TR: Last week, Brooke White was here in New York doing a promotional appearance for her new album “High Hopes and Heartbreak.” I went to see her and I asked her about you. She said, “Byrd is a bright light and I love her very much.” You obviously leave an impression on contestants even after they leave the show, so when you’re working with these young artists – take Brooke for instance – how do things start out and how do you see her and others evolve by the time the show is over?

Debra Byrd: There’s a huge evolution. I didn’t notice it when I began the show the first season because I was trying to figure out what the TV show was, what am I doing, why am I doing it. As the show has evolved, I’m able to step back and really have a good look at the person in front of me…Brooke White is a magnificent young woman. On the small stage – that’s the second stage of being in Hollywood, it’s when you’re in front of the camera - we were on the small stage having band rehearsal. Brooke had her guitar on and she was speaking with the music director Rickey Minor. I was watching and listening to their conversation and…the music director wanted her to make some changes. God love Brooke White, she stood and said, “This is who I am. I play guitar and I sing. I may not be the best singer, I may not be the best guitarist. All of you can play circles around me. But I’m going to play the guitar.” And she stood her ground and did her band rehearsal which was going over the song two or three times.

When her portion of band rehearsal was over, she thanked the band, she thanked the music director, she walked to me and I said, “Let’s go for a walk” because I knew it was overwhelming. I knew it was very emotional for her. We walked outside and she began crying as we walked outside. I said, “Number one, I applaud you. I applaud you for not breaking down in front of the band. I applaud you for holding your ground, for knowing who you are, for standing by what you believe.” We walked all the way outside to the parking lot and it began raining. And I said, “See, God didn’t want anyone to your tears. He wanted them to see how strong you are and I applaud you.” Of course we both began crying at this point. And she said, “Byrd, I just love you, thank you so much.” So that was huge with her, we had a huge moment with her standing her ground, knowing who she is, trusting God. It was just a magnificent moment. I love Brooke White.
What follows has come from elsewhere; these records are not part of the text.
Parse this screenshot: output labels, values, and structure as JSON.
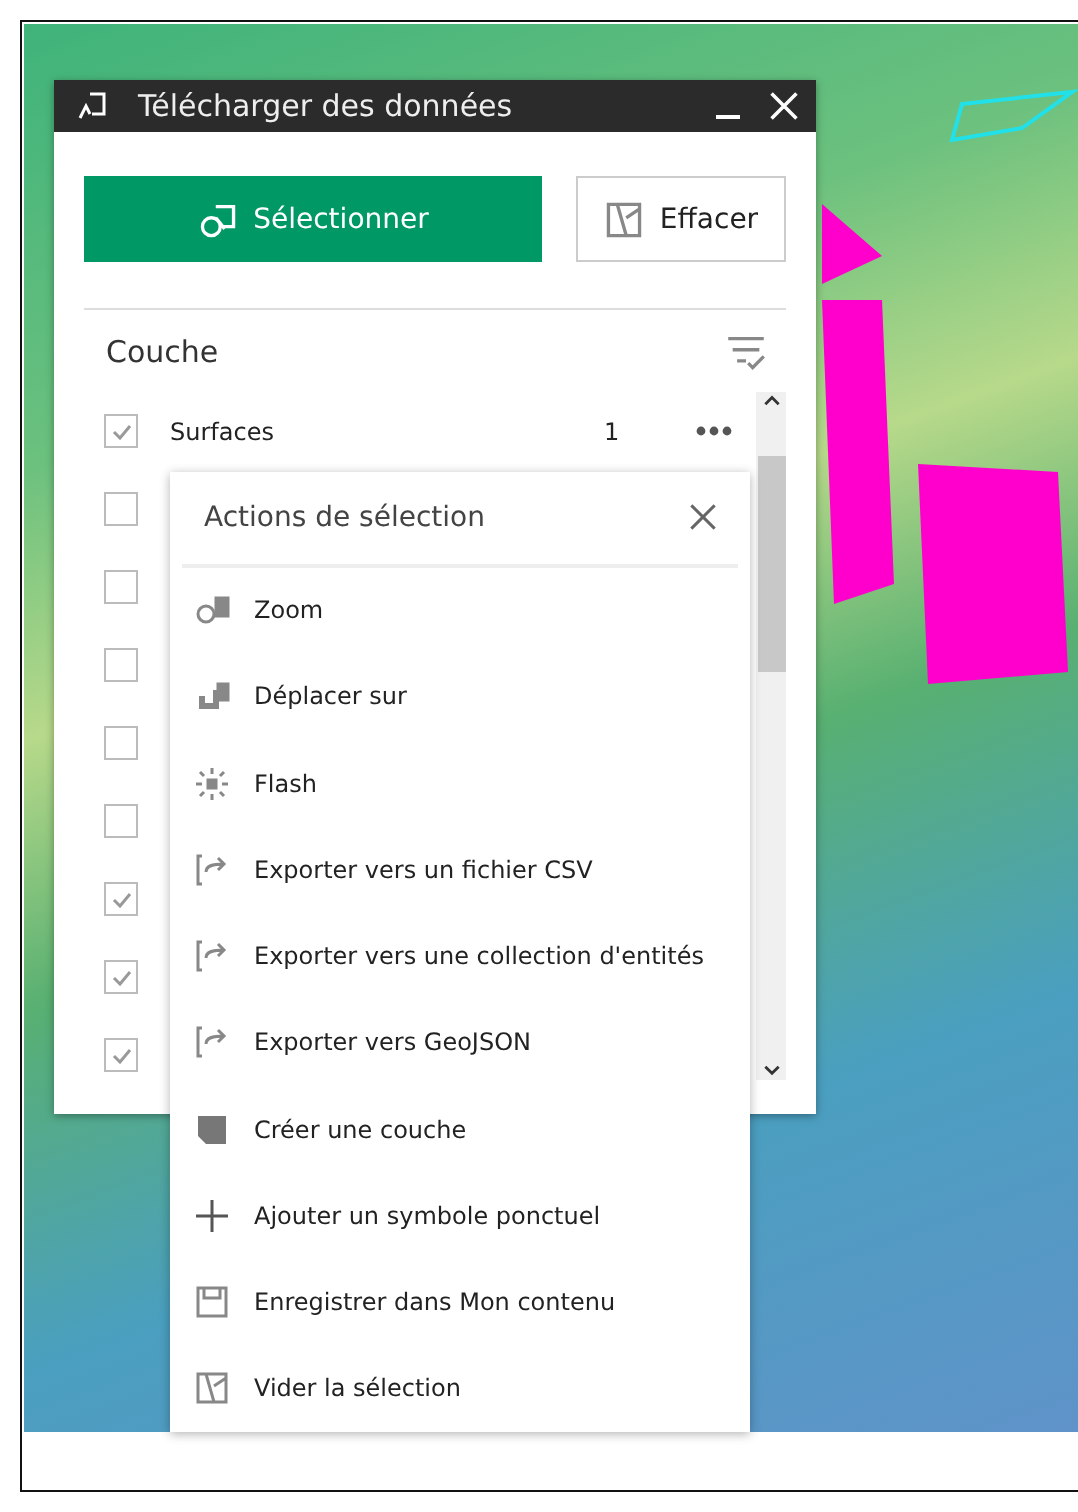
{
  "window": {
    "title": "Télécharger des données"
  },
  "buttons": [
    {
      "kind": "primary",
      "label": "Sélectionner"
    },
    {
      "kind": "secondary",
      "label": "Effacer"
    }
  ],
  "layers_header": "Couche",
  "layers": [
    {
      "name": "Surfaces",
      "count": "1",
      "checked": true
    },
    {
      "checked": false
    },
    {
      "checked": false
    },
    {
      "checked": false
    },
    {
      "checked": false
    },
    {
      "checked": false
    },
    {
      "checked": true
    },
    {
      "checked": true
    },
    {
      "checked": true
    }
  ],
  "actions_menu": {
    "title": "Actions de sélection",
    "items": [
      {
        "kind": "zoom",
        "label": "Zoom"
      },
      {
        "kind": "pan",
        "label": "Déplacer sur"
      },
      {
        "kind": "flash",
        "label": "Flash"
      },
      {
        "kind": "export",
        "label": "Exporter vers un fichier CSV"
      },
      {
        "kind": "export",
        "label": "Exporter vers une collection d'entités"
      },
      {
        "kind": "export",
        "label": "Exporter vers GeoJSON"
      },
      {
        "kind": "layer",
        "label": "Créer une couche"
      },
      {
        "kind": "add",
        "label": "Ajouter un symbole ponctuel"
      },
      {
        "kind": "save",
        "label": "Enregistrer dans Mon contenu"
      },
      {
        "kind": "clear",
        "label": "Vider la sélection"
      }
    ]
  }
}
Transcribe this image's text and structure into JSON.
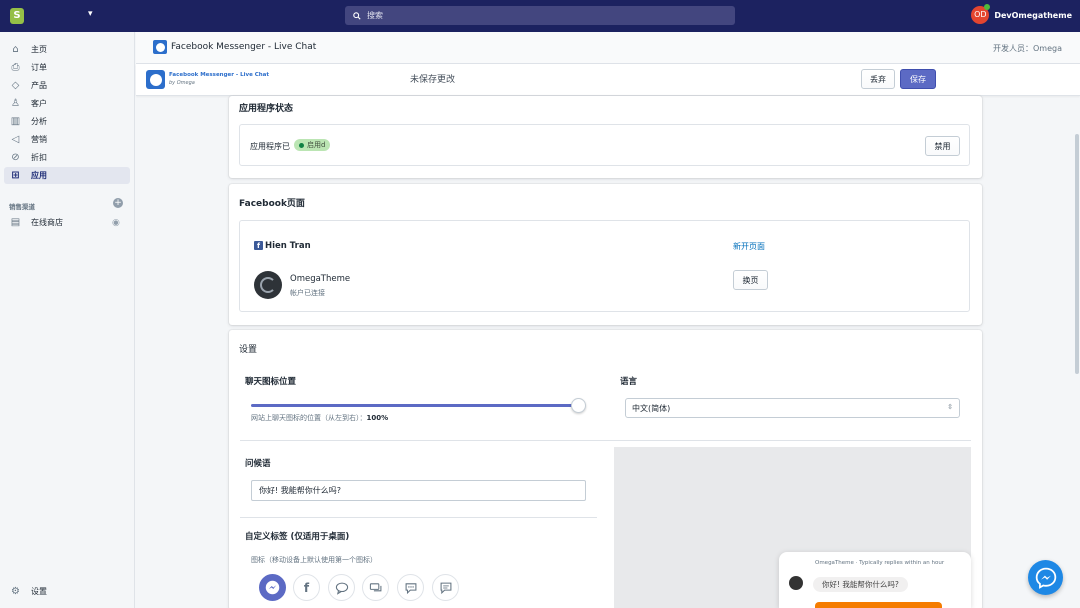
{
  "topbar": {
    "search_placeholder": "搜索",
    "store_caret": "▾",
    "user_initials": "OD",
    "user_name": "DevOmegatheme"
  },
  "sidebar": {
    "items": [
      {
        "label": "主页",
        "icon": "home-icon",
        "glyph": "⌂"
      },
      {
        "label": "订单",
        "icon": "orders-icon",
        "glyph": "⎙"
      },
      {
        "label": "产品",
        "icon": "tag-icon",
        "glyph": "◇"
      },
      {
        "label": "客户",
        "icon": "customer-icon",
        "glyph": "♙"
      },
      {
        "label": "分析",
        "icon": "analytics-icon",
        "glyph": "▥"
      },
      {
        "label": "营销",
        "icon": "marketing-icon",
        "glyph": "◁"
      },
      {
        "label": "折扣",
        "icon": "discount-icon",
        "glyph": "⊘"
      },
      {
        "label": "应用",
        "icon": "apps-icon",
        "glyph": "⊞"
      }
    ],
    "channels_title": "销售渠道",
    "online_store": "在线商店",
    "settings": "设置"
  },
  "header": {
    "title": "Facebook Messenger - Live Chat",
    "developer": "开发人员：Omega"
  },
  "savebar": {
    "brand_title": "Facebook Messenger - Live Chat",
    "brand_sub": "by Omega",
    "unsaved": "未保存更改",
    "discard": "丢弃",
    "save": "保存"
  },
  "status_card": {
    "title": "应用程序状态",
    "text": "应用程序已",
    "badge": "启用d",
    "disable": "禁用"
  },
  "fb_card": {
    "title": "Facebook页面",
    "user": "Hien Tran",
    "open_page": "新开页面",
    "page_name": "OmegaTheme",
    "page_status": "帐户已连接",
    "switch_page": "换页"
  },
  "settings_card": {
    "title": "设置",
    "position_label": "聊天图标位置",
    "position_help": "网站上聊天图标的位置（从左到右）：",
    "position_value": "100%",
    "position_fraction": 1.0,
    "language_label": "语言",
    "language_value": "中文(简体)",
    "greeting_label": "问候语",
    "greeting_value": "你好! 我能帮你什么吗?",
    "custom_label": "自定义标签 (仅适用于桌面)",
    "icon_help": "图标（移动设备上默认使用第一个图标）",
    "icons": [
      "messenger-icon",
      "facebook-icon",
      "chat-bubbles-icon",
      "chat-double-icon",
      "chat-dots-icon",
      "chat-square-icon"
    ]
  },
  "preview": {
    "header": "OmegaTheme · Typically replies within an hour",
    "bubble": "你好! 我能帮你什么吗?"
  },
  "colors": {
    "topbar": "#1c2260",
    "primary": "#5c6ac4",
    "badge": "#bbe5b3",
    "messenger": "#1e88e5"
  }
}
TR: Do you have to take a different approach with different contestants depending on their personalities or is there a common thread you practice with all of them?

Debra Byrd: Unconditional love is my common thread. On “Canadian Idol” there was a contestant that no one liked. Clearly, this young man had huge problems that came from his upbringing...Consequently his perspective on life is incredibly different. He didn’t get along with anyone at all. One of the judges on “Canadian Idol” said, “How do you deal with this kid? How can you talk to this kid every day? This is a horrible human being.” And I said, “Through unconditional love. That’s the only way you can get past him, what he brings to the table. I have to deal with him with unconditional love.” And it worked. I’m a living testimony that unconditional love works because that kid – he realized he could trust me, that he had someone he could speak to. And I would bust him if he made an incredibly wrong turn. I’d say, “Now you know that’s incorrect, don’t you?” And he’d say, “Yeah I do.” I said, “You know you can’t do that.” I would just bust him; not (like) being a parent but I just wanted him to realize you can’t walk through life and treat people that way…looking at life through your negativity and responding (even though) no one's done anything to you that’s negative. So I guess that would be the common thread – it’s unconditional love.

(To hear the full interview with Debra Byrd which features more insights about “American Idol” and what she calls “the sun and moon theory” in relationships and work situations, visit